References

References for this paper are not available at this time. We will be adding them shortly, thank you for your patience.

DOI
10.1596/1813-9450-4913
Publisher site
See Book on Publisher Site

Abstract
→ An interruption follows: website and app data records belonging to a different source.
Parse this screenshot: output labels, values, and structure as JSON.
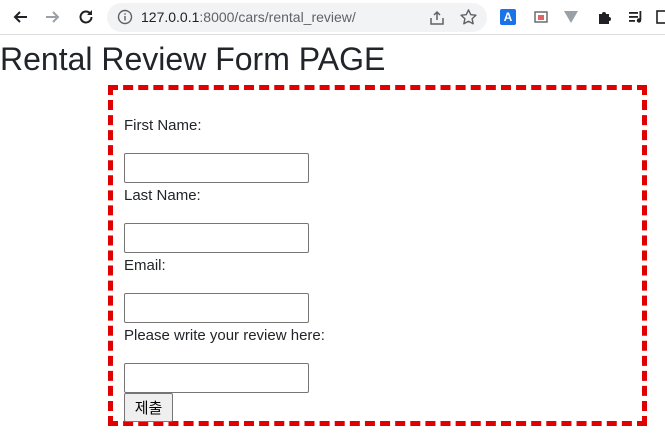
{
  "browser": {
    "url_host": "127.0.0.1",
    "url_path": ":8000/cars/rental_review/",
    "translate_label": "A"
  },
  "page": {
    "title": "Rental Review Form PAGE"
  },
  "form": {
    "fields": [
      {
        "label": "First Name:",
        "value": ""
      },
      {
        "label": "Last Name:",
        "value": ""
      },
      {
        "label": "Email:",
        "value": ""
      },
      {
        "label": "Please write your review here:",
        "value": ""
      }
    ],
    "submit_label": "제출"
  },
  "colors": {
    "form_border": "#e00000",
    "omnibox_bg": "#f1f3f4"
  }
}
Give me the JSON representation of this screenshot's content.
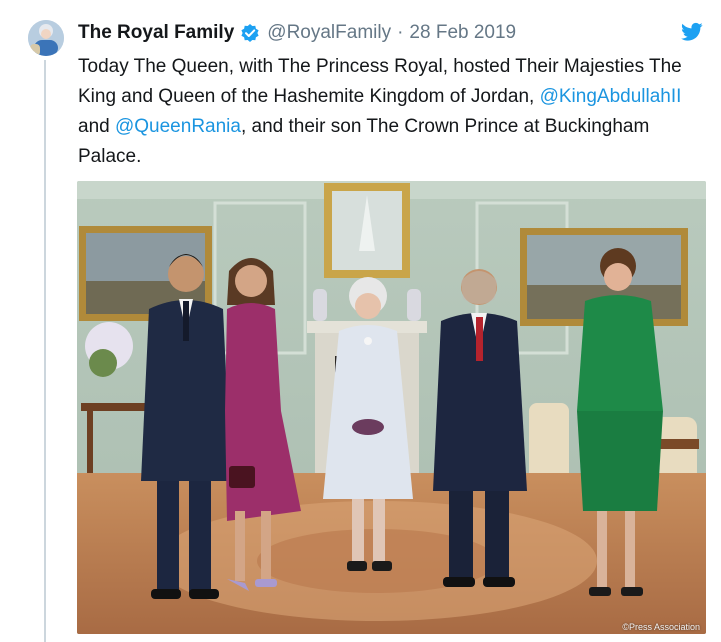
{
  "tweet": {
    "author_name": "The Royal Family",
    "handle": "@RoyalFamily",
    "separator": "·",
    "date": "28 Feb 2019",
    "text": {
      "part1": "Today The Queen, with The Princess Royal, hosted Their Majesties The King and Queen of the Hashemite Kingdom of Jordan, ",
      "mention1": "@KingAbdullahII",
      "part2": " and ",
      "mention2": "@QueenRania",
      "part3": ", and their son The Crown Prince at Buckingham Palace."
    },
    "photo_credit": "©Press Association"
  },
  "icons": {
    "verified": "verified-badge-icon",
    "platform": "twitter-bird-icon"
  },
  "colors": {
    "link": "#1b95e0",
    "verified": "#1da1f2",
    "muted": "#657786",
    "text": "#14171a"
  }
}
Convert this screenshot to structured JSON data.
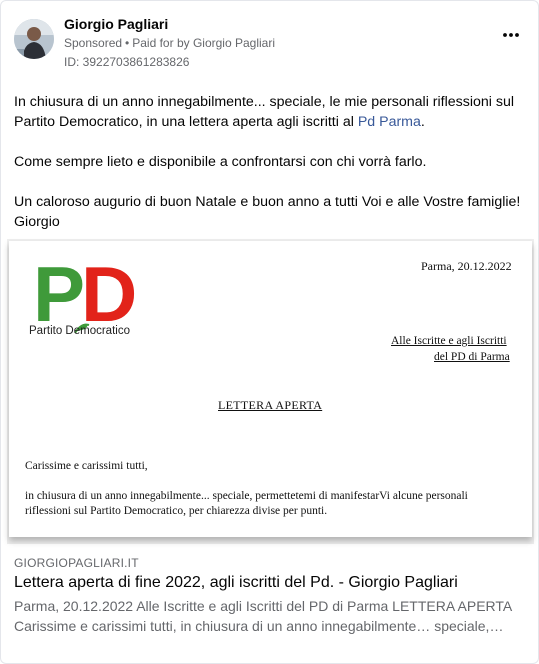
{
  "post": {
    "author": "Giorgio Pagliari",
    "sponsored": "Sponsored",
    "paid_for": "Paid for by Giorgio Pagliari",
    "ad_id": "ID: 3922703861283826",
    "more_icon": "more-options-icon",
    "text": {
      "para1_before": "In chiusura di un anno innegabilmente... speciale, le mie personali riflessioni sul Partito Democratico, in una lettera aperta agli iscritti al ",
      "para1_link": "Pd Parma",
      "para1_after": ".",
      "para2": "Come sempre lieto e disponibile a confrontarsi con chi vorrà farlo.",
      "para3_line1": "Un caloroso augurio di buon Natale e buon anno a tutti Voi e alle Vostre famiglie!",
      "para3_line2": "Giorgio"
    }
  },
  "letter_image": {
    "logo_letters": "PD",
    "logo_text": "Partito Democratico",
    "date": "Parma, 20.12.2022",
    "address_line1": "Alle Iscritte e agli Iscritti",
    "address_line2": "del PD di Parma",
    "title": "LETTERA APERTA",
    "greeting": "Carissime e carissimi tutti,",
    "line1": "in chiusura di un anno innegabilmente... speciale,  permettetemi di manifestarVi alcune personali",
    "line2": "riflessioni sul Partito Democratico, per chiarezza divise per punti."
  },
  "link_preview": {
    "domain": "GIORGIOPAGLIARI.IT",
    "title": "Lettera aperta di fine 2022, agli iscritti del Pd. - Giorgio Pagliari",
    "description": "Parma, 20.12.2022 Alle Iscritte e agli Iscritti del PD di Parma LETTERA APERTA Carissime e carissimi tutti, in chiusura di un anno innegabilmente… speciale,…"
  },
  "colors": {
    "link": "#385898",
    "secondary_text": "#65676b",
    "pd_green": "#3f9a3a",
    "pd_red": "#e2231a"
  }
}
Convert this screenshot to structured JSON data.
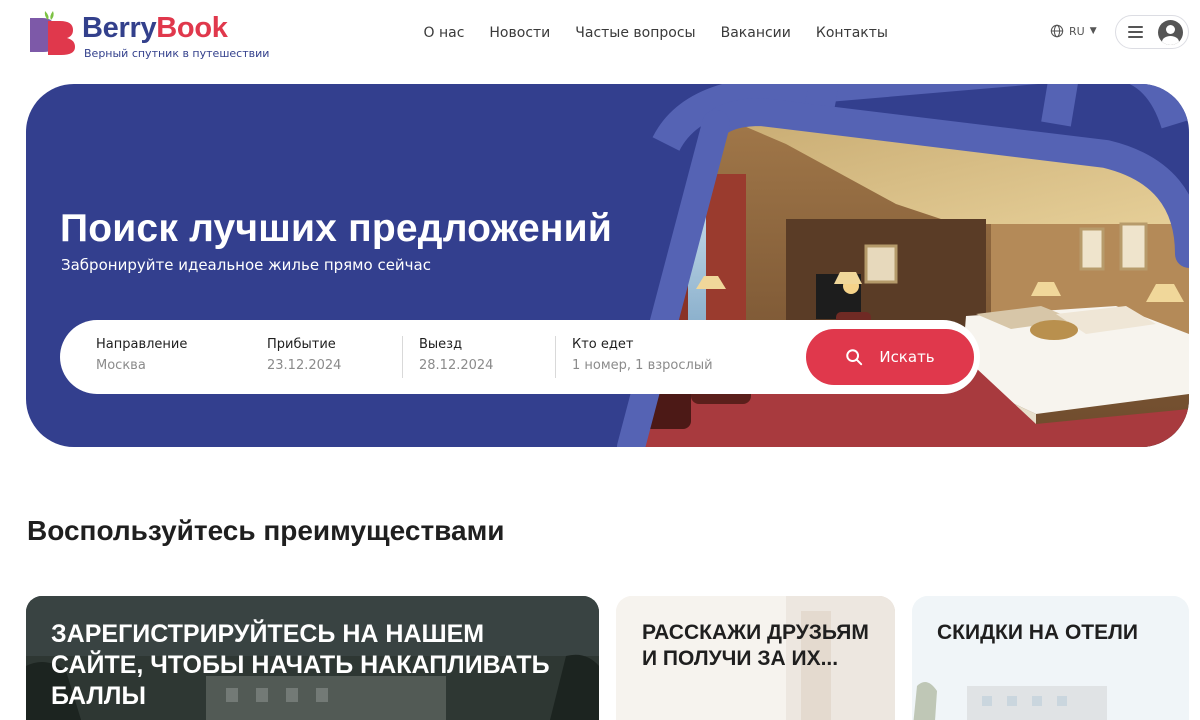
{
  "brand": {
    "name_part1": "Berry",
    "name_part2": "Book",
    "tagline": "Верный спутник в путешествии",
    "colors": {
      "navy": "#333f8e",
      "red": "#e0384c",
      "green": "#7cc142"
    }
  },
  "nav": {
    "items": [
      "О нас",
      "Новости",
      "Частые вопросы",
      "Вакансии",
      "Контакты"
    ]
  },
  "header": {
    "language": "RU",
    "language_icon": "globe-icon",
    "menu_icon": "menu-icon",
    "avatar_icon": "user-avatar-icon"
  },
  "hero": {
    "title": "Поиск лучших предложений",
    "subtitle": "Забронируйте идеальное жилье прямо сейчас",
    "image": "hotel-bedroom-photo"
  },
  "search": {
    "destination": {
      "label": "Направление",
      "value": "Москва"
    },
    "checkin": {
      "label": "Прибытие",
      "value": "23.12.2024"
    },
    "checkout": {
      "label": "Выезд",
      "value": "28.12.2024"
    },
    "guests": {
      "label": "Кто едет",
      "value": "1 номер, 1 взрослый"
    },
    "button_label": "Искать",
    "button_icon": "search-icon"
  },
  "advantages": {
    "title": "Воспользуйтесь преимуществами",
    "cards": [
      {
        "title": "ЗАРЕГИСТРИРУЙТЕСЬ НА НАШЕМ САЙТЕ, ЧТОБЫ НАЧАТЬ НАКАПЛИВАТЬ БАЛЛЫ"
      },
      {
        "title": "РАССКАЖИ ДРУЗЬЯМ И ПОЛУЧИ ЗА ИХ..."
      },
      {
        "title": "СКИДКИ НА ОТЕЛИ"
      }
    ]
  }
}
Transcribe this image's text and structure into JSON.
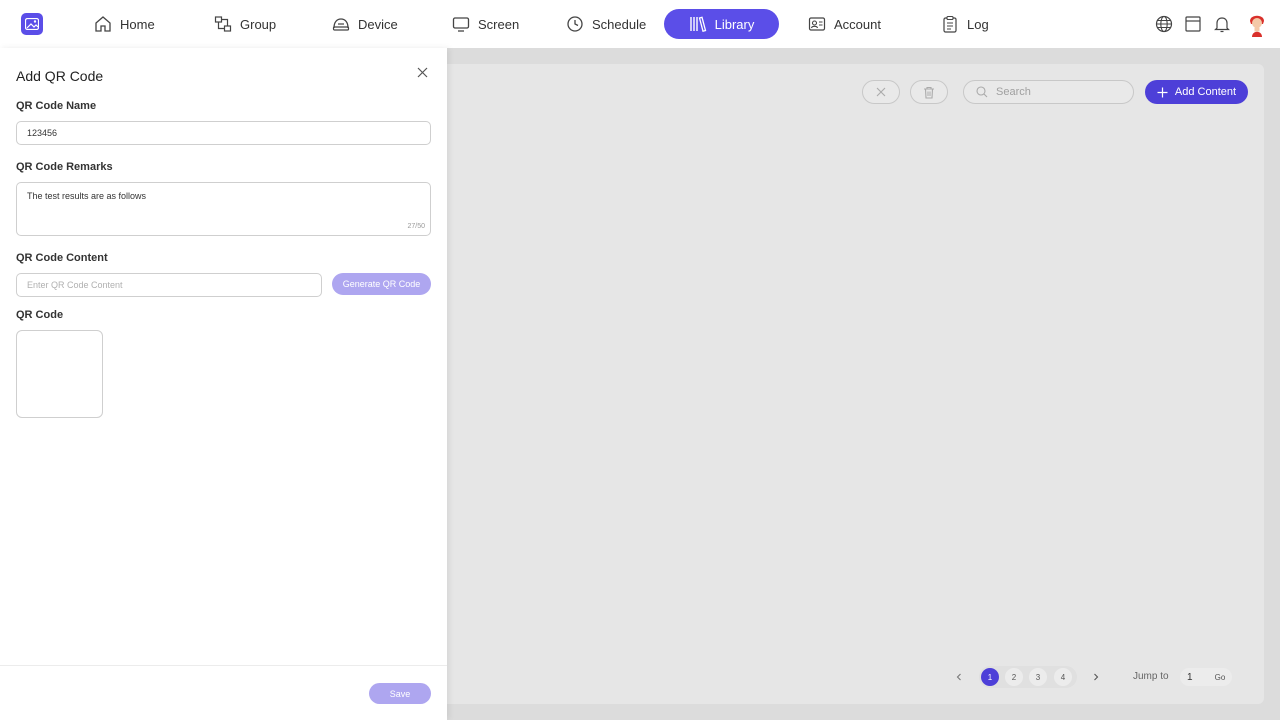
{
  "nav": {
    "items": [
      {
        "label": "Home",
        "icon": "home-icon"
      },
      {
        "label": "Group",
        "icon": "group-icon"
      },
      {
        "label": "Device",
        "icon": "device-icon"
      },
      {
        "label": "Screen",
        "icon": "screen-icon"
      },
      {
        "label": "Schedule",
        "icon": "clock-icon"
      },
      {
        "label": "Library",
        "icon": "library-icon",
        "active": true
      },
      {
        "label": "Account",
        "icon": "account-icon"
      },
      {
        "label": "Log",
        "icon": "clipboard-icon"
      }
    ],
    "right_icons": [
      "globe-icon",
      "archive-icon",
      "bell-icon",
      "avatar"
    ]
  },
  "toolbar": {
    "search_placeholder": "Search",
    "add_content_label": "Add Content"
  },
  "pagination": {
    "pages": [
      "1",
      "2",
      "3",
      "4"
    ],
    "current_page": "1",
    "jump_label": "Jump to",
    "jump_value": "1",
    "go_label": "Go"
  },
  "drawer": {
    "title": "Add QR Code",
    "name_label": "QR Code Name",
    "name_value": "123456",
    "remarks_label": "QR Code Remarks",
    "remarks_value": "The test results are as follows",
    "remarks_counter": "27/50",
    "content_label": "QR Code Content",
    "content_placeholder": "Enter QR Code Content",
    "generate_label": "Generate QR Code",
    "qr_label": "QR Code",
    "save_label": "Save"
  },
  "colors": {
    "accent": "#5b4ee8",
    "accent_disabled": "#aea6f0"
  }
}
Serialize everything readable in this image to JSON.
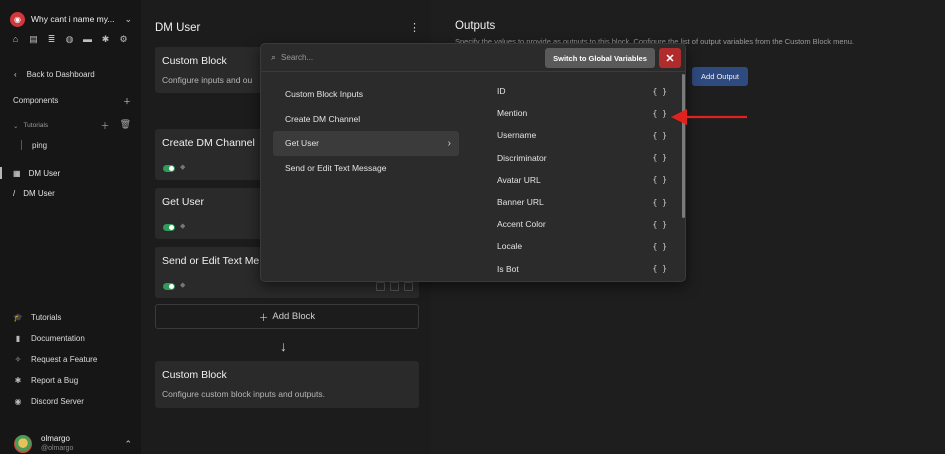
{
  "sidebar": {
    "server_name": "Why cant i name my...",
    "back_label": "Back to Dashboard",
    "components_label": "Components",
    "folder_label": "Tutorials",
    "ping_label": "ping",
    "dm_items": [
      "DM User",
      "DM User"
    ],
    "bottom_nav": [
      {
        "label": "Tutorials",
        "icon": "graduation-cap-icon"
      },
      {
        "label": "Documentation",
        "icon": "book-icon"
      },
      {
        "label": "Request a Feature",
        "icon": "wand-icon"
      },
      {
        "label": "Report a Bug",
        "icon": "bug-icon"
      },
      {
        "label": "Discord Server",
        "icon": "discord-icon"
      }
    ],
    "user": {
      "name": "olmargo",
      "handle": "@olmargo"
    }
  },
  "middle": {
    "title": "DM User",
    "custom_block_top": {
      "title": "Custom Block",
      "desc": "Configure inputs and ou"
    },
    "blocks": [
      {
        "title": "Create DM Channel"
      },
      {
        "title": "Get User"
      },
      {
        "title": "Send or Edit Text Me"
      }
    ],
    "add_block_label": "Add Block",
    "custom_block_bottom": {
      "title": "Custom Block",
      "desc": "Configure custom block inputs and outputs."
    }
  },
  "outputs": {
    "title": "Outputs",
    "desc": "Specify the values to provide as outputs to this block. Configure the list of output variables from the Custom Block menu.",
    "add_output_label": "Add Output"
  },
  "popup": {
    "search_placeholder": "Search...",
    "switch_label": "Switch to Global Variables",
    "close_label": "✕",
    "menu_items": [
      "Custom Block Inputs",
      "Create DM Channel",
      "Get User",
      "Send or Edit Text Message"
    ],
    "active_menu_index": 2,
    "variables": [
      "ID",
      "Mention",
      "Username",
      "Discriminator",
      "Avatar URL",
      "Banner URL",
      "Accent Color",
      "Locale",
      "Is Bot"
    ],
    "brace_glyph": "{ }"
  },
  "colors": {
    "accent_blue": "#2e4a7e",
    "close_red": "#b02b2b",
    "toggle_green": "#2f9a5a",
    "annotation_red": "#e0221e"
  }
}
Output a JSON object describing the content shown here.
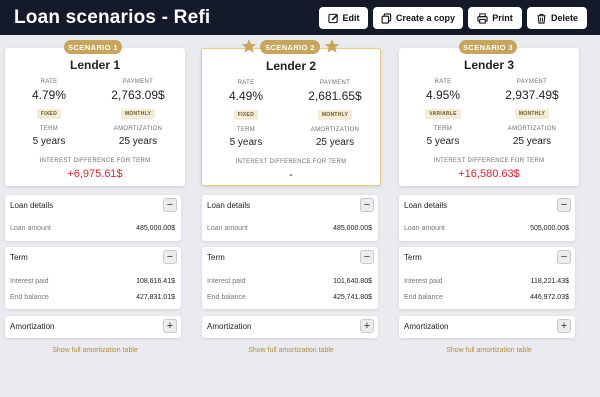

This paper documents the prevalence of in-house percent in the low-income countries, the post-conflict generation of electric power by firms in Sub-Saharan countries, and more generally on the Western side of Africa and attempts to identify the underlying causes. the continent. In a handful of countries own generation The analysis is based on two data sources. The UDI represents more than 20 percent of capacity. World Electric Power Plants Data Base (WEPP), a Rigorous empirical analysis shows that unreliable global inventory of electric power generating units, public power supplies is far from being the only or even provides a detailed inventory of in-house generation at the largest factor driving generator ownership. Firm the country level. The World Bank’s Enterprise Survey characteristics have a major influence—in particular, Database captures business perceptions of the obstacles to the probability of owning a generator doubles in large enterprise growth for 8,483 currently operating firms in firms relative to small ones. Our model predicts that the 25 African countries. prevalence of own generation would remain high (at Overall, so-called own generation by firms—which has around 20 percent) even if power supplies were perfectly been on the rise in recent years—accounts for about 6 reliable, suggesting that other factors, such as emergency percent of installed generation capacity in Sub-Saharan back-up and export regulations, play a critical role in the Africa (equivalent to at least 4,000 MW of installed decision to own a generator. capacity). However, this share doubles to around 12 This paper—a product of the African Sustainable Development Front Office, Africa Region—is part of a larger effort in the region to gauge the status of public expenditure, investment needs, financing sources, and sector performance in the main infrastructure sectors for 24 African focus countries, including energy, information and communication technologies, irrigation, transport, and water and sanitation. Policy Research Working Papers are also posted on the Web at http://econ. worldbank.org. The author may be contacted at jirving@worldbank.org. The Policy Research Working Paper Series disseminates the findings of work in progress to encourage the exchange of ideas about development issues. An objective of the series is to get the findings out quickly, even if the presentations are less than fully polished. The papers carry the names of the authors and should be cited accordingly. The findings, interpretations, and conclusions expressed in this paper are entirely those of the authors. They do not necessarily represent the views of the International Bank for Reconstruction and Development/World Bank and its affiliated organizations, or those of the Executive Directors of the World Bank or the governments they represent. Produced by the Research Support Team

Published: May 8, 2009

There are no references for this article.